* Task prompt
Could you repeat the data word for word while skipping the pictures?
*** Opening Data supplied ***
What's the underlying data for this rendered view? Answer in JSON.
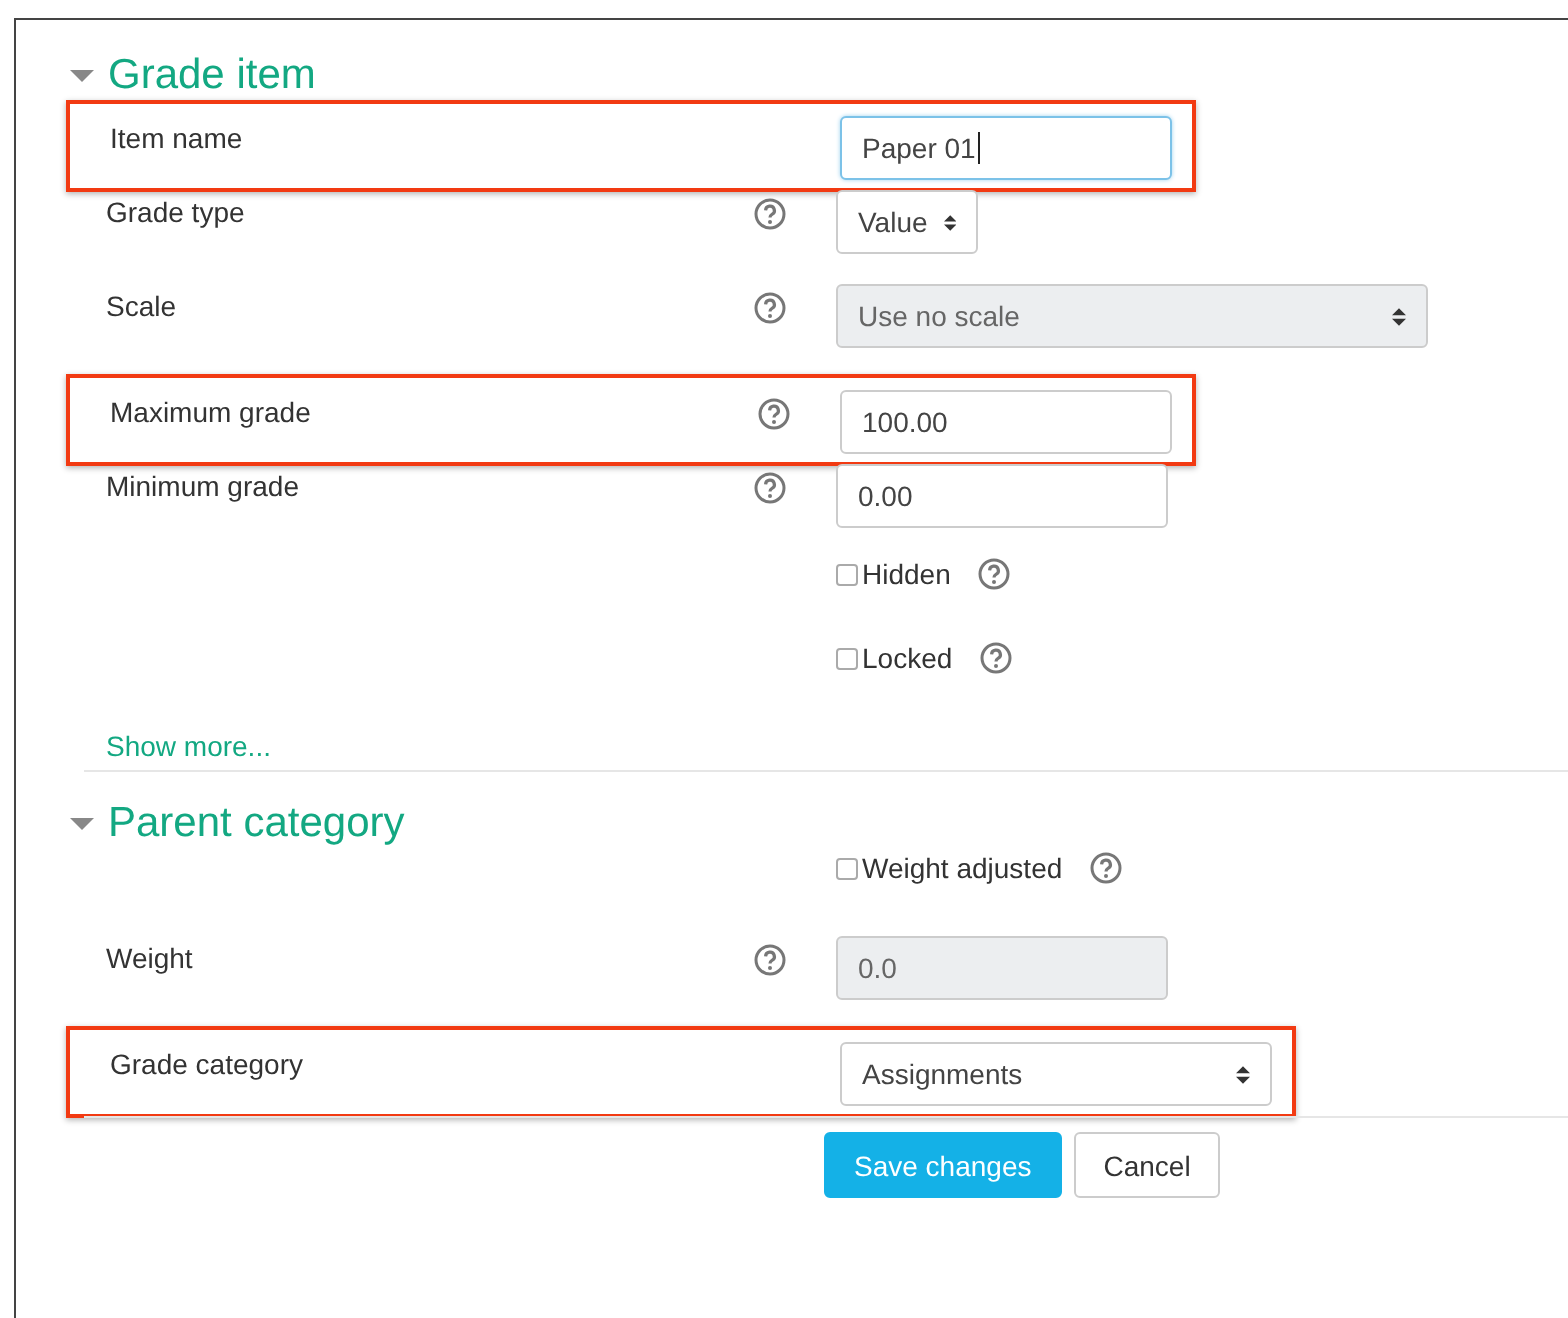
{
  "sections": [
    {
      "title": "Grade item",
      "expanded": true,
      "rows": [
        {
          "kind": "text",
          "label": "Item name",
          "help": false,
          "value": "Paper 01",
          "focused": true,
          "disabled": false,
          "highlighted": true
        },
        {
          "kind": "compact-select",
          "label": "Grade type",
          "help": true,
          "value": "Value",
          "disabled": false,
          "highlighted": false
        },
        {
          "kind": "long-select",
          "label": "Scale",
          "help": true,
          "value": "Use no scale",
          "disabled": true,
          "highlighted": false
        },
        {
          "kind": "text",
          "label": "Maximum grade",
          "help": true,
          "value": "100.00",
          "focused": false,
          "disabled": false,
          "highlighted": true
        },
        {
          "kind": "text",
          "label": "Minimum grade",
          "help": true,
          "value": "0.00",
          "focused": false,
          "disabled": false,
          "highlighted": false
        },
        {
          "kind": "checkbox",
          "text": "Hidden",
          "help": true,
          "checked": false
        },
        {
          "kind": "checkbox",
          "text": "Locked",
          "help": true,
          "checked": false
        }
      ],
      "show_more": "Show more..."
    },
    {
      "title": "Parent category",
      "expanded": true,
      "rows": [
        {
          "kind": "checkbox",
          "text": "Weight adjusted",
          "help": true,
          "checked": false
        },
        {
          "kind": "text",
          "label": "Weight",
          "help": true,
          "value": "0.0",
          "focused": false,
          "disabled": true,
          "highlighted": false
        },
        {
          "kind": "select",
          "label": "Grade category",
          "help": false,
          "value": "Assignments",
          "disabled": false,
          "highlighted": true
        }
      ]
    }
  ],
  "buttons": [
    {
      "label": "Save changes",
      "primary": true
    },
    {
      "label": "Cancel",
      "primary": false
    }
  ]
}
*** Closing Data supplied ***
* Solved problem
What's the underlying data for this rendered view? Answer in JSON.
{
  "sections": [
    {
      "title": "Grade item",
      "expanded": true,
      "rows": [
        {
          "kind": "text",
          "label": "Item name",
          "help": false,
          "value": "Paper 01",
          "focused": true,
          "disabled": false,
          "highlighted": true
        },
        {
          "kind": "compact-select",
          "label": "Grade type",
          "help": true,
          "value": "Value",
          "disabled": false,
          "highlighted": false
        },
        {
          "kind": "long-select",
          "label": "Scale",
          "help": true,
          "value": "Use no scale",
          "disabled": true,
          "highlighted": false
        },
        {
          "kind": "text",
          "label": "Maximum grade",
          "help": true,
          "value": "100.00",
          "focused": false,
          "disabled": false,
          "highlighted": true
        },
        {
          "kind": "text",
          "label": "Minimum grade",
          "help": true,
          "value": "0.00",
          "focused": false,
          "disabled": false,
          "highlighted": false
        },
        {
          "kind": "checkbox",
          "text": "Hidden",
          "help": true,
          "checked": false
        },
        {
          "kind": "checkbox",
          "text": "Locked",
          "help": true,
          "checked": false
        }
      ],
      "show_more": "Show more..."
    },
    {
      "title": "Parent category",
      "expanded": true,
      "rows": [
        {
          "kind": "checkbox",
          "text": "Weight adjusted",
          "help": true,
          "checked": false
        },
        {
          "kind": "text",
          "label": "Weight",
          "help": true,
          "value": "0.0",
          "focused": false,
          "disabled": true,
          "highlighted": false
        },
        {
          "kind": "select",
          "label": "Grade category",
          "help": false,
          "value": "Assignments",
          "disabled": false,
          "highlighted": true
        }
      ]
    }
  ],
  "buttons": [
    {
      "label": "Save changes",
      "primary": true
    },
    {
      "label": "Cancel",
      "primary": false
    }
  ]
}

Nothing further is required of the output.